A new report commissioned by Lock the Gate Alliance reveals the destruction the Hunter Gas Pipeline would wreak along the 620km-long NSW section of its route if built.
The pipeline, which was first approved a decade ago, would be built to transport gas from Wallumbilla in Qld via Santos’ Narrabri project to the coast near Newcastle. The proponent has indicated that it may be used to transport CSG from the planned Narrabri Gas Project.
The Cessoils report (available here), which only focused on the NSW section, reveals the HGP corridor mapped by the proponent (200m wide of which 30m will be cleared) extends across:
31 recorded Aboriginal cultural heritage sites
4,446 hectares of Biophysical Strategic Agricultural Land (the top 3.5% of farming soils in the state)
2,721 hectares of erosional soils
1,014 hectares of high quality habitat and three Areas of Regional Koala Significance, including the very important population around Gunnedah.
There are also 2,467 recorded sightings of Koalas within a 10km radius of the pipeline corridor.

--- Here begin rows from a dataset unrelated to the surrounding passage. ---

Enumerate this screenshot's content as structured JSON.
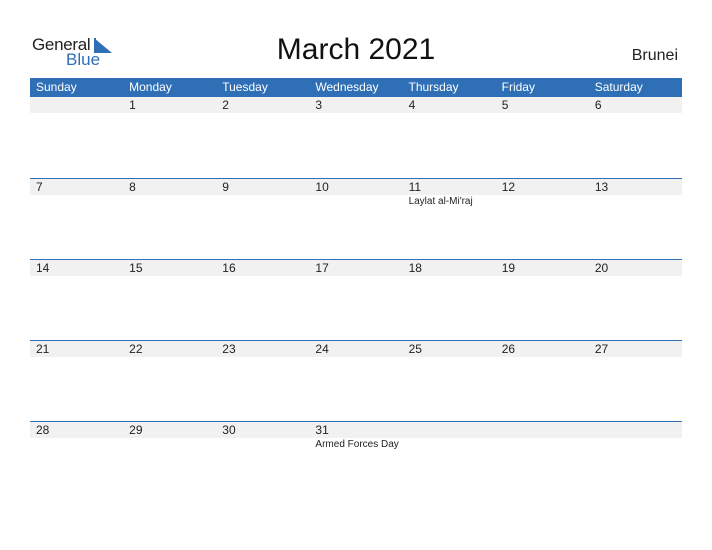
{
  "logo": {
    "line1": "General",
    "line2": "Blue"
  },
  "title": "March 2021",
  "country": "Brunei",
  "colors": {
    "accent": "#2E6FB5",
    "band": "#f1f1f1"
  },
  "weekdays": [
    "Sunday",
    "Monday",
    "Tuesday",
    "Wednesday",
    "Thursday",
    "Friday",
    "Saturday"
  ],
  "weeks": [
    [
      {
        "day": ""
      },
      {
        "day": "1"
      },
      {
        "day": "2"
      },
      {
        "day": "3"
      },
      {
        "day": "4"
      },
      {
        "day": "5"
      },
      {
        "day": "6"
      }
    ],
    [
      {
        "day": "7"
      },
      {
        "day": "8"
      },
      {
        "day": "9"
      },
      {
        "day": "10"
      },
      {
        "day": "11",
        "event": "Laylat al-Mi'raj"
      },
      {
        "day": "12"
      },
      {
        "day": "13"
      }
    ],
    [
      {
        "day": "14"
      },
      {
        "day": "15"
      },
      {
        "day": "16"
      },
      {
        "day": "17"
      },
      {
        "day": "18"
      },
      {
        "day": "19"
      },
      {
        "day": "20"
      }
    ],
    [
      {
        "day": "21"
      },
      {
        "day": "22"
      },
      {
        "day": "23"
      },
      {
        "day": "24"
      },
      {
        "day": "25"
      },
      {
        "day": "26"
      },
      {
        "day": "27"
      }
    ],
    [
      {
        "day": "28"
      },
      {
        "day": "29"
      },
      {
        "day": "30"
      },
      {
        "day": "31",
        "event": "Armed Forces Day"
      },
      {
        "day": ""
      },
      {
        "day": ""
      },
      {
        "day": ""
      }
    ]
  ]
}
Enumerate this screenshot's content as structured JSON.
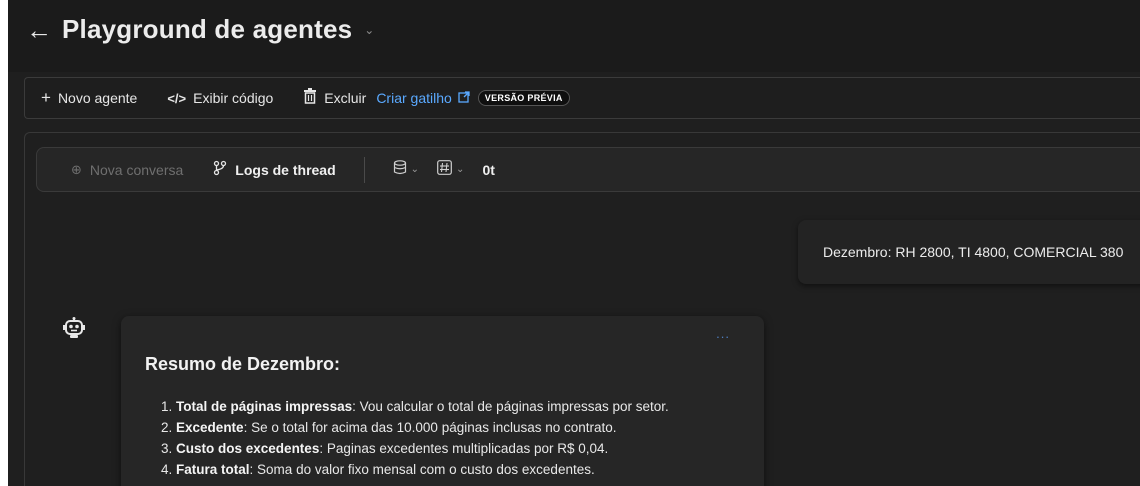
{
  "header": {
    "back_icon": "arrow-left-icon",
    "title": "Playground de agentes",
    "title_dropdown_icon": "chevron-down-icon"
  },
  "toolbar": {
    "new_agent": "Novo agente",
    "view_code": "Exibir código",
    "delete": "Excluir",
    "create_trigger": "Criar gatilho",
    "preview_badge": "VERSÃO PRÉVIA"
  },
  "subtoolbar": {
    "new_conversation": "Nova conversa",
    "thread_logs": "Logs de thread",
    "token_count": "0t"
  },
  "chat": {
    "user_message": "Dezembro: RH 2800, TI 4800, COMERCIAL 380",
    "bot": {
      "more_label": "...",
      "heading": "Resumo de Dezembro:",
      "items": [
        {
          "num": "1.",
          "label": "Total de páginas impressas",
          "text": ": Vou calcular o total de páginas impressas por setor."
        },
        {
          "num": "2.",
          "label": "Excedente",
          "text": ": Se o total for acima das 10.000 páginas inclusas no contrato."
        },
        {
          "num": "3.",
          "label": "Custo dos excedentes",
          "text": ": Paginas excedentes multiplicadas por R$ 0,04."
        },
        {
          "num": "4.",
          "label": "Fatura total",
          "text": ": Soma do valor fixo mensal com o custo dos excedentes."
        }
      ]
    }
  },
  "colors": {
    "background": "#1f1f1f",
    "link": "#5aa9ff",
    "card": "#262626"
  }
}
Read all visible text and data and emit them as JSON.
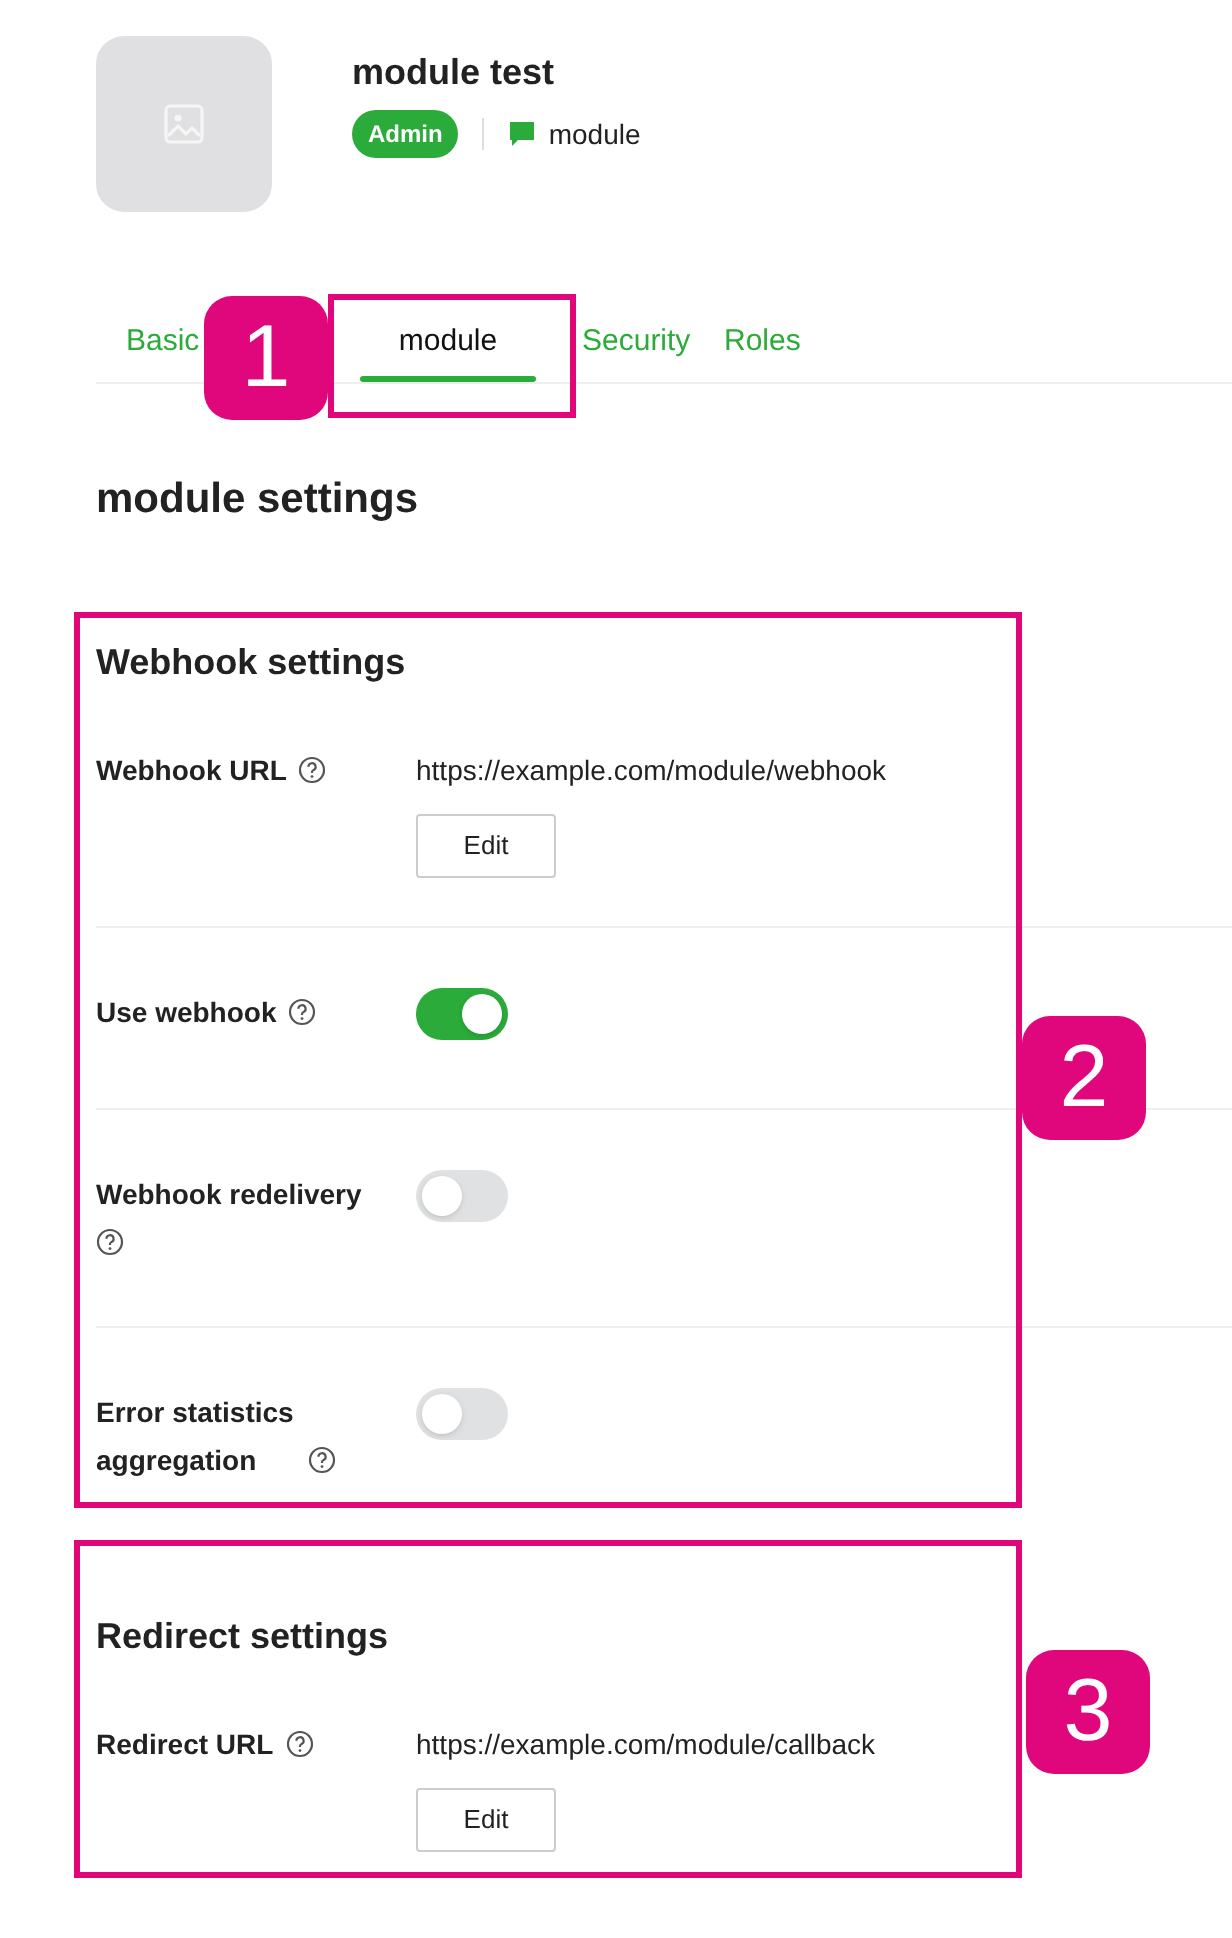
{
  "header": {
    "title": "module test",
    "role_badge": "Admin",
    "channel": "module"
  },
  "tabs": [
    {
      "label": "Basic",
      "selected": false
    },
    {
      "label": "module",
      "selected": true
    },
    {
      "label": "Security",
      "selected": false
    },
    {
      "label": "Roles",
      "selected": false
    }
  ],
  "heading": "module settings",
  "sections": [
    {
      "title": "Webhook settings",
      "rows": [
        {
          "kind": "url",
          "label": "Webhook URL",
          "value": "https://example.com/module/webhook",
          "button": "Edit"
        },
        {
          "kind": "toggle",
          "label": "Use webhook",
          "on": true
        },
        {
          "kind": "toggle",
          "label": "Webhook redelivery",
          "on": false
        },
        {
          "kind": "toggle",
          "label": "Error statistics aggregation",
          "on": false
        }
      ]
    },
    {
      "title": "Redirect settings",
      "rows": [
        {
          "kind": "url",
          "label": "Redirect URL",
          "value": "https://example.com/module/callback",
          "button": "Edit"
        }
      ]
    }
  ],
  "callouts": [
    "1",
    "2",
    "3"
  ]
}
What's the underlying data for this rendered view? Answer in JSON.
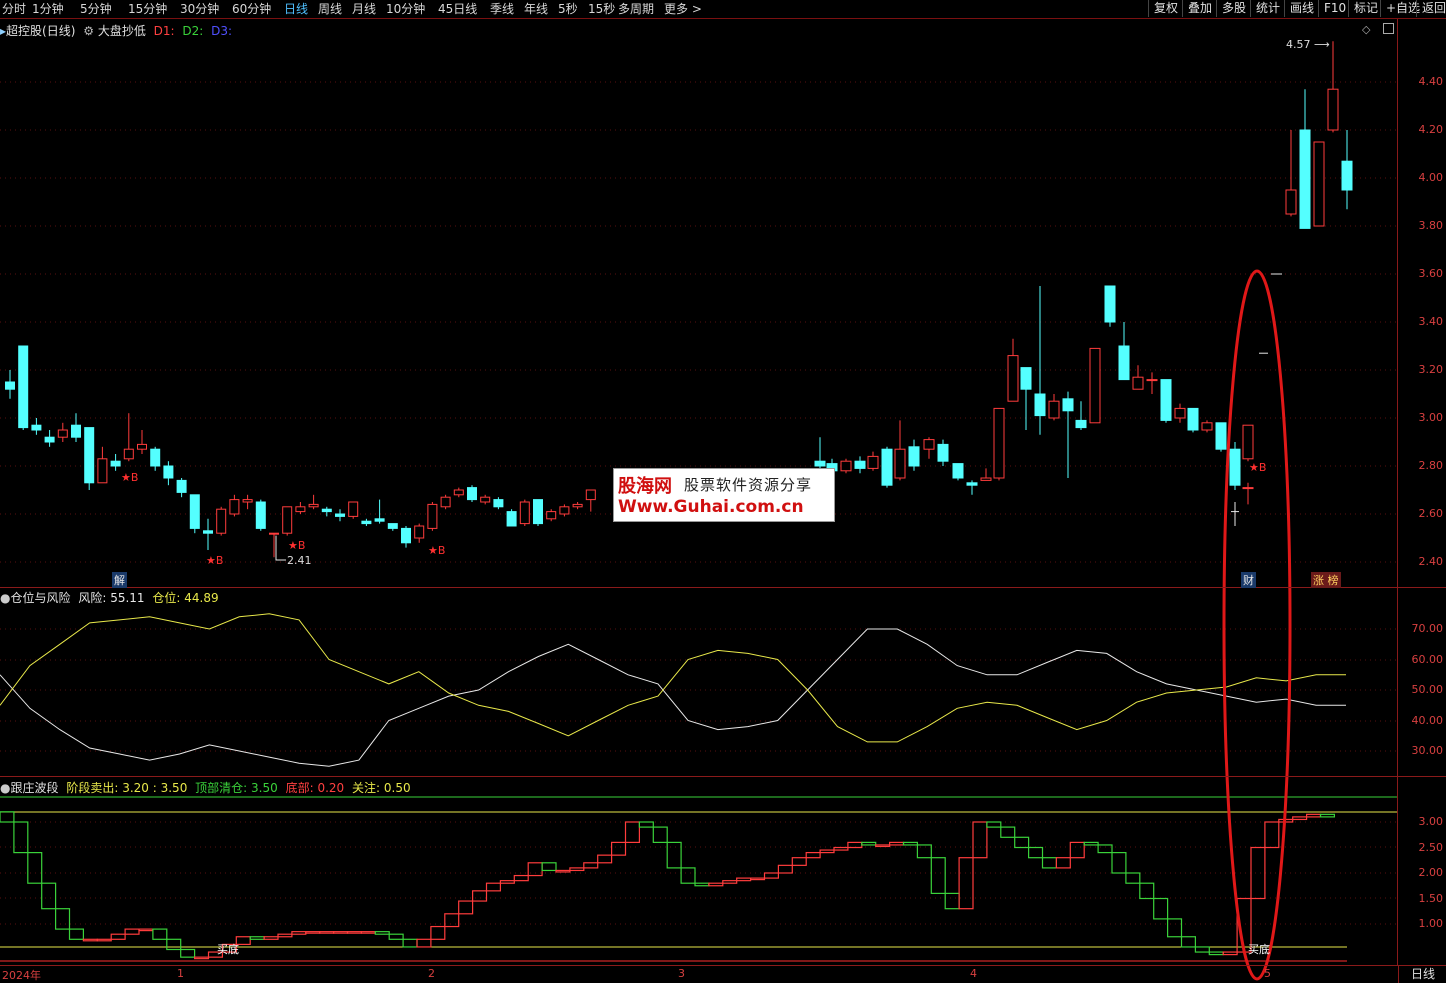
{
  "toolbar": {
    "tabs": [
      "分时",
      "1分钟",
      "5分钟",
      "15分钟",
      "30分钟",
      "60分钟",
      "日线",
      "周线",
      "月线",
      "10分钟",
      "45日线",
      "季线",
      "年线",
      "5秒",
      "15秒",
      "多周期",
      "更多 >"
    ],
    "active": "日线",
    "right_buttons": [
      "复权",
      "叠加",
      "多股",
      "统计",
      "画线",
      "F10",
      "标记",
      "+自选",
      "返回"
    ]
  },
  "main_panel": {
    "title": "超控股(日线)",
    "indicator": "大盘抄低",
    "d1": "D1:",
    "d2": "D2:",
    "d3": "D3:",
    "high_label": "4.57",
    "low_label": "2.41",
    "buy_marker": "★B",
    "tags": {
      "jie": "解",
      "cai": "财",
      "zhangting": "涨 榜"
    },
    "y_ticks": [
      "4.40",
      "4.20",
      "4.00",
      "3.80",
      "3.60",
      "3.40",
      "3.20",
      "3.00",
      "2.80",
      "2.60",
      "2.40"
    ]
  },
  "risk_panel": {
    "title": "仓位与风险",
    "risk_label": "风险:",
    "risk_value": "55.11",
    "pos_label": "仓位:",
    "pos_value": "44.89",
    "y_ticks": [
      "70.00",
      "60.00",
      "50.00",
      "40.00",
      "30.00"
    ]
  },
  "wave_panel": {
    "title": "跟庄波段",
    "sell_label": "阶段卖出:",
    "sell_value": "3.20",
    "sell_value2": ": 3.50",
    "clear_label": "顶部清仓:",
    "clear_value": "3.50",
    "bottom_label": "底部:",
    "bottom_value": "0.20",
    "watch_label": "关注:",
    "watch_value": "0.50",
    "buy_bottom": "买底",
    "y_ticks": [
      "3.00",
      "2.50",
      "2.00",
      "1.50",
      "1.00"
    ]
  },
  "x_axis": [
    "2024年",
    "1",
    "2",
    "3",
    "4",
    "5"
  ],
  "period_button": "日线",
  "watermark": {
    "line1_a": "股海网",
    "line1_b": "股票软件资源分享",
    "line2": "Www.Guhai.com.cn"
  },
  "colors": {
    "up": "#ff3c3c",
    "down": "#54ffff",
    "yellow": "#e8e84a",
    "white": "#e8e8e8",
    "green": "#3ad23a",
    "axis": "#8a1a1a"
  },
  "chart_data": [
    {
      "type": "candlestick",
      "title": "超控股(日线)",
      "ylim": [
        2.3,
        4.6
      ],
      "y_ticks": [
        2.4,
        2.6,
        2.8,
        3.0,
        3.2,
        3.4,
        3.6,
        3.8,
        4.0,
        4.2,
        4.4
      ],
      "candles": [
        [
          3.15,
          3.12,
          3.2,
          3.08
        ],
        [
          3.3,
          2.96,
          3.3,
          2.95
        ],
        [
          2.97,
          2.95,
          3.0,
          2.93
        ],
        [
          2.92,
          2.9,
          2.95,
          2.88
        ],
        [
          2.92,
          2.95,
          2.98,
          2.9
        ],
        [
          2.97,
          2.92,
          3.02,
          2.9
        ],
        [
          2.96,
          2.73,
          2.96,
          2.7
        ],
        [
          2.73,
          2.83,
          2.88,
          2.73
        ],
        [
          2.82,
          2.8,
          2.85,
          2.78
        ],
        [
          2.83,
          2.87,
          3.02,
          2.82
        ],
        [
          2.87,
          2.89,
          2.95,
          2.85
        ],
        [
          2.87,
          2.8,
          2.88,
          2.78
        ],
        [
          2.8,
          2.75,
          2.82,
          2.72
        ],
        [
          2.74,
          2.69,
          2.75,
          2.67
        ],
        [
          2.68,
          2.54,
          2.68,
          2.52
        ],
        [
          2.53,
          2.52,
          2.58,
          2.45
        ],
        [
          2.52,
          2.62,
          2.63,
          2.51
        ],
        [
          2.6,
          2.66,
          2.68,
          2.59
        ],
        [
          2.65,
          2.66,
          2.68,
          2.62
        ],
        [
          2.65,
          2.54,
          2.66,
          2.53
        ],
        [
          2.52,
          2.52,
          2.52,
          2.42
        ],
        [
          2.52,
          2.63,
          2.63,
          2.51
        ],
        [
          2.61,
          2.63,
          2.65,
          2.6
        ],
        [
          2.63,
          2.64,
          2.68,
          2.62
        ],
        [
          2.62,
          2.61,
          2.63,
          2.59
        ],
        [
          2.6,
          2.59,
          2.62,
          2.57
        ],
        [
          2.59,
          2.65,
          2.65,
          2.58
        ],
        [
          2.57,
          2.56,
          2.58,
          2.55
        ],
        [
          2.58,
          2.57,
          2.66,
          2.56
        ],
        [
          2.56,
          2.54,
          2.56,
          2.53
        ],
        [
          2.54,
          2.48,
          2.55,
          2.46
        ],
        [
          2.5,
          2.55,
          2.56,
          2.48
        ],
        [
          2.54,
          2.64,
          2.65,
          2.53
        ],
        [
          2.63,
          2.67,
          2.68,
          2.62
        ],
        [
          2.68,
          2.7,
          2.71,
          2.67
        ],
        [
          2.71,
          2.66,
          2.72,
          2.65
        ],
        [
          2.65,
          2.67,
          2.68,
          2.64
        ],
        [
          2.66,
          2.63,
          2.67,
          2.62
        ],
        [
          2.61,
          2.55,
          2.62,
          2.55
        ],
        [
          2.56,
          2.65,
          2.66,
          2.55
        ],
        [
          2.66,
          2.56,
          2.66,
          2.55
        ],
        [
          2.58,
          2.61,
          2.62,
          2.57
        ],
        [
          2.6,
          2.63,
          2.64,
          2.59
        ],
        [
          2.63,
          2.64,
          2.65,
          2.62
        ],
        [
          2.66,
          2.7,
          2.7,
          2.61
        ]
      ]
    },
    {
      "type": "line",
      "title": "仓位与风险",
      "ylim": [
        24,
        80
      ],
      "series": [
        {
          "name": "风险",
          "values": [
            55,
            44,
            37,
            31,
            29,
            27,
            29,
            32,
            30,
            28,
            26,
            25,
            27,
            40,
            44,
            48,
            50,
            56,
            61,
            65,
            60,
            55,
            52,
            40,
            37,
            38,
            40,
            50,
            60,
            70,
            70,
            65,
            58,
            55,
            55,
            59,
            63,
            62,
            56,
            52,
            50,
            48,
            46,
            47,
            45,
            45
          ]
        },
        {
          "name": "仓位",
          "values": [
            45,
            58,
            65,
            72,
            73,
            74,
            72,
            70,
            74,
            75,
            73,
            60,
            56,
            52,
            56,
            49,
            45,
            43,
            39,
            35,
            40,
            45,
            48,
            60,
            63,
            62,
            60,
            50,
            38,
            33,
            33,
            38,
            44,
            46,
            45,
            41,
            37,
            40,
            46,
            49,
            50,
            51,
            54,
            53,
            55,
            55
          ]
        }
      ]
    }
  ]
}
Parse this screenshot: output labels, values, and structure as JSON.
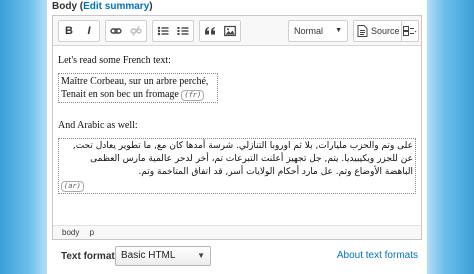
{
  "field": {
    "label": "Body",
    "summary_open": "(",
    "summary_link": "Edit summary",
    "summary_close": ")"
  },
  "toolbar": {
    "bold_label": "B",
    "italic_label": "I",
    "format_value": "Normal",
    "source_label": "Source"
  },
  "content": {
    "intro": "Let's read some French text:",
    "french_lines": [
      "Maître Corbeau, sur un arbre perché,",
      "Tenait en son bec un fromage"
    ],
    "french_tag": "(fr)",
    "arabic_intro": "And Arabic as well:",
    "arabic_text": "على وتم والحزب مليارات, بلا ثم اوروبا التنازلي. شرسة أمدها كان مع, ما تطوير يعادل تحت, عن للجزر ويكيبيديا. يتم, جل تجهيز أعلنت التبرعات تم، أخر لدحر عالمية مارس العظمى الباهضة الأوضاع وتم. عل مارد أحكام الولايات أسر, قد اتفاق المتاخمة وتم.",
    "arabic_tag": "(ar)"
  },
  "statusbar": {
    "path": [
      "body",
      "p"
    ]
  },
  "footer": {
    "text_format_label": "Text format",
    "text_format_value": "Basic HTML",
    "about_link": "About text formats"
  },
  "colors": {
    "link": "#0074bd",
    "background": "#3a9fd8"
  }
}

Lock the Gate Alliance NSW spokesperson Georgina Woods said it was worrying that the approvals for the pipeline were now well out of date and yet the proponent was seeking public funds from the Morrison Government to help build the project.
“This pipeline never underwent full scrutiny under Federal Environment laws,” she said.
“There was no Environmental Impact Statement done under Federal environment laws to assess impacts on nationally threatened species.
“Yet this pipeline represents a massive risk to highly erodible soils, to cultural heritage, and to species like the Koala, which suffered massive habitat loss during the 2019/20 bushfires.
“This is not your average suburban gas pipeline - it will require a massive trench to be dug across 620km in NSW. When similar gas pipelines were built in QLD, cattle were lost after falling into the huge ditch.
“The Hunter Gas Pipeline will have a destructive impact on cultural values, farms, and wildlife habitat. A damaging project like this should absolutely not be boosted with public money from the Federal Government.”
Retired soil scientist Ian Daniells, who has significant experience working in the region, said the farming land of the Liverpool Plains was among the best in the world, and a gas pipeline could pose a serious threat to its productivity.
“The soils of the Liverpool Plains are excellent for cropping. They store a lot of moisture, they are highly fertile, and the rainfall in that district is highly suitable for cropping,” he said.
“The soils are risky soils to run a gas pipeline through because they swell and shrink as they become wet or dry.
“If the pipeline company takes out that much land, it’s going to be a loss to agriculture on these highly fertile plains.”
After reviewing the report, Associate Professor Mathew Crowther from the University of Sydney, advised that "The pipeline basically goes right through the ARKS [Areas of Regional Koala Significance] (based on koala records), and clearing could have a massive effect on the koala population here, especially that they depend on larger trees (for food and shelter) in this fragmented habitat".